This enormous amount of time allowed the band to go absolutely nuts on stage. Viola player Abi Fry ran around the carpeted stage barefoot (actually, she was shoeless throughout the show…), while keyboardist/trumpeter Phil Sumner jumped in on guitar when lead guitarist Martin Noble was… indisposed. You see, not only did the Red Stripe-swilling Noble crowd-surf (starting by launching himself onto the house-left drunks in front of him, who he’d credited with calling “Waving Flags”), but he then proceeded to do something Music Hall in Williamsburg (QRO venue review) has likely never seen before: he climbed on top of the house-left floor speakers, behind the suspended ceiling speakers, and grabbed the balcony’s side, climbing up the railing and into the balcony!
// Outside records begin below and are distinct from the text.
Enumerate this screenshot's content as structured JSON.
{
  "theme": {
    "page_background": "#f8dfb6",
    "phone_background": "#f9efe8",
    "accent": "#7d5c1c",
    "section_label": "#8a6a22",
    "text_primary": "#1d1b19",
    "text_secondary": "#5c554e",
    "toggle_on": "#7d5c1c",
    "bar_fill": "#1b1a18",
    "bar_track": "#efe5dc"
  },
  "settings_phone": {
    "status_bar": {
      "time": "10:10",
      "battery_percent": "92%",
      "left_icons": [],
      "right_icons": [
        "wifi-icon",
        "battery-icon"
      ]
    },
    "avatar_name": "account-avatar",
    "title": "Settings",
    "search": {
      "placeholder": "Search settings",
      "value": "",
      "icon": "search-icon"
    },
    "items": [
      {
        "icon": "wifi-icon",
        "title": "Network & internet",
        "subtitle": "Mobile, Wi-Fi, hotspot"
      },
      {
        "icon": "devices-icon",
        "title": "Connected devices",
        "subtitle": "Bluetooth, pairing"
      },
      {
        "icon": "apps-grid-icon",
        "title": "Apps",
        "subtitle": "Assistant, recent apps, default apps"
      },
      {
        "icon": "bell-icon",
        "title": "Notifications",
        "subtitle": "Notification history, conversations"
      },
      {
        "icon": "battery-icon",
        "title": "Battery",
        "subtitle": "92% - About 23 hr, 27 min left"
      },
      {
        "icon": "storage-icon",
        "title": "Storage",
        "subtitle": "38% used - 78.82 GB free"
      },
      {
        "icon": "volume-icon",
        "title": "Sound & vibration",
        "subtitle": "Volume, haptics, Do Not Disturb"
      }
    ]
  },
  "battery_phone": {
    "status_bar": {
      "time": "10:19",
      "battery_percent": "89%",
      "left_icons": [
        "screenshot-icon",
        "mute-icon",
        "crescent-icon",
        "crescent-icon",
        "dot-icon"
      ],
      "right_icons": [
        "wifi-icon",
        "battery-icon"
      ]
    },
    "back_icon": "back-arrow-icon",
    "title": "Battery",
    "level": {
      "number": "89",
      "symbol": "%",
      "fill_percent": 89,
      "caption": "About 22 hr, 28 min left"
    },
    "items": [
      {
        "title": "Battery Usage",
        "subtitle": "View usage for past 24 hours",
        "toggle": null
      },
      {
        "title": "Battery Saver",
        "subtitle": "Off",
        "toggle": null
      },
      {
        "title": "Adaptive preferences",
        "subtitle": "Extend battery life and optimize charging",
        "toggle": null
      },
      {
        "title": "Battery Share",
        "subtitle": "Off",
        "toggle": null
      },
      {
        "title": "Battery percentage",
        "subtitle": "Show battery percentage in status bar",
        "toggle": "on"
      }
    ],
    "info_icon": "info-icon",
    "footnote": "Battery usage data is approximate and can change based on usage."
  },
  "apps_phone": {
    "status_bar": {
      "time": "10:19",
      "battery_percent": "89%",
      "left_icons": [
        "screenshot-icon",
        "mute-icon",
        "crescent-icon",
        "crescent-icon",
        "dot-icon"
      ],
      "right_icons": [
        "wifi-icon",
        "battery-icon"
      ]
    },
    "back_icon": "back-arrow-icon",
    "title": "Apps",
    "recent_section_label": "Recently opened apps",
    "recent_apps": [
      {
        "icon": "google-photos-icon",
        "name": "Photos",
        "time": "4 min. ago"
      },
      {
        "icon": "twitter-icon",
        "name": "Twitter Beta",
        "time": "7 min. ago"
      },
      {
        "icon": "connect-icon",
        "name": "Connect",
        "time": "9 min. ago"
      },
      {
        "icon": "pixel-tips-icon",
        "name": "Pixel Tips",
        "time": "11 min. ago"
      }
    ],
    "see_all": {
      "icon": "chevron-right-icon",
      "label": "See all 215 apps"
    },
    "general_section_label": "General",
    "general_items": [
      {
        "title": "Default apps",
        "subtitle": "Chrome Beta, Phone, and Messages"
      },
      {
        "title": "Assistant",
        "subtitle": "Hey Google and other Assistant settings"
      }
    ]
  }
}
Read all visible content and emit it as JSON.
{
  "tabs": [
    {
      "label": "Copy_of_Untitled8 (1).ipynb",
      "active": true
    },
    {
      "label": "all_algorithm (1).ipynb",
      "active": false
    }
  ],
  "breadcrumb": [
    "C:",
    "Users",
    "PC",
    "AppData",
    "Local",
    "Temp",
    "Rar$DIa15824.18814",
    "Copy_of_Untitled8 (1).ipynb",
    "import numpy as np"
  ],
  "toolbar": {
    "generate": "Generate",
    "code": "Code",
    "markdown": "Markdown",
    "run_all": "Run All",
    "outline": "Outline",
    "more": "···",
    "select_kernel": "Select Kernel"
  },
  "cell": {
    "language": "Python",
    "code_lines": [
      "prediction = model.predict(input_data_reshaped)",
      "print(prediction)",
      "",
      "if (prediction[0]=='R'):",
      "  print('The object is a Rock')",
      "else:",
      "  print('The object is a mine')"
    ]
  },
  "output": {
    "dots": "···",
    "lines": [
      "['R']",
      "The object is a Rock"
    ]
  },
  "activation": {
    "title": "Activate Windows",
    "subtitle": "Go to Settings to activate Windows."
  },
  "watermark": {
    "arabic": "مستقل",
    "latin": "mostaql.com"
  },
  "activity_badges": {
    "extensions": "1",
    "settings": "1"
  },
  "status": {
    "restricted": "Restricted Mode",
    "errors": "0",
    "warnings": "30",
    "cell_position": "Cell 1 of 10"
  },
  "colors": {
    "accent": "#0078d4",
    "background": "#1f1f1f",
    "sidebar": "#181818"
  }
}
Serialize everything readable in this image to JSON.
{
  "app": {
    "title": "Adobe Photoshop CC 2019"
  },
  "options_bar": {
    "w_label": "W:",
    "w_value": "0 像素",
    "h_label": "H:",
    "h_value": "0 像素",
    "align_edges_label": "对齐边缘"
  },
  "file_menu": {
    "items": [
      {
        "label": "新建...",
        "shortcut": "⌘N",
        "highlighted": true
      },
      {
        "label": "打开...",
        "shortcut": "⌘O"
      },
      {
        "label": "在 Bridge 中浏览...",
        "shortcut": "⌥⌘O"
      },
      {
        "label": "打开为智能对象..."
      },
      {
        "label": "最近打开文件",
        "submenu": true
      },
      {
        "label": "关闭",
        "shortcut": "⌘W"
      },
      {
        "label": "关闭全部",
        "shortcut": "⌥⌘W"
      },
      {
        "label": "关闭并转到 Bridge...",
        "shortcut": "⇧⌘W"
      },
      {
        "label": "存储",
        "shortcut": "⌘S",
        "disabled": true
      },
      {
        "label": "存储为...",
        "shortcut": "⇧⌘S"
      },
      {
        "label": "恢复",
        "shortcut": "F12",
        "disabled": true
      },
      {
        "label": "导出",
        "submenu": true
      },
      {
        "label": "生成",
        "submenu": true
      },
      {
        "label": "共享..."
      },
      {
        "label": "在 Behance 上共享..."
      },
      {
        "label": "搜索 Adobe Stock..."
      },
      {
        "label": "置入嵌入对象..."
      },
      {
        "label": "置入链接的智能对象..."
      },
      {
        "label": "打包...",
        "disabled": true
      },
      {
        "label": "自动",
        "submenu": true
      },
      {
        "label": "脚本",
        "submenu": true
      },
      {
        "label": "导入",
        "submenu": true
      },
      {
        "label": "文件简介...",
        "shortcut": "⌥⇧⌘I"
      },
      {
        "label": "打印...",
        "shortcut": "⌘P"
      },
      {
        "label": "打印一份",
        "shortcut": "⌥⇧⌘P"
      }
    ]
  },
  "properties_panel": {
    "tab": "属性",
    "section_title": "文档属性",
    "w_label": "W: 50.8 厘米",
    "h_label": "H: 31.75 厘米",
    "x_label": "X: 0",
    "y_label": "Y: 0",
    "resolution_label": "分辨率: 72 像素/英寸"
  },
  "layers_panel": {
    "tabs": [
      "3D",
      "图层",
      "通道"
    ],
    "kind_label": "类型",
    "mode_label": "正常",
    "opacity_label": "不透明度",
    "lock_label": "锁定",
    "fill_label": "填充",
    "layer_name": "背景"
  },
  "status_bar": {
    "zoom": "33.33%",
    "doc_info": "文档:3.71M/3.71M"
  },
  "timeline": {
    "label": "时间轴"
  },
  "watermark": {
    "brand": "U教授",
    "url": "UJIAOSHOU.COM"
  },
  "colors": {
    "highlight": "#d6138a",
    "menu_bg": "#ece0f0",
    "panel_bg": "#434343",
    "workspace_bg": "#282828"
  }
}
And then, just when you thought he’d disappeared for the night, he was climbing down from the house-right balcony onto the other side of the stage…
Maybe it was lax security, or a wild crowd (there were fans who were busted, though not thrown out, for drinking from a flask and smoking weed on the stage floor…), or who knows what, but British Sea Power ended the night crazy and out of control, with the three guitarists literally falling over each other (while Scott was still strumming). With a band with as great a stable of songs like British Sea Power, there were going to be ones that were unfortunately missed (like Decline’s too-good-for-words “Remember Me”). And it’s too bad that the band’s enormous stuffed grizzly bear, Ursine Ultra, “couldn’t get a visa” (methinks Stephen Colbert had something to do with this…), or that they couldn’t reprise, indoors, the t-shirt cannon from the Norman Music Festival (QRO photos). However, it’s good to know that the group can play with any hand, and it was a night like no other, from a band like no other.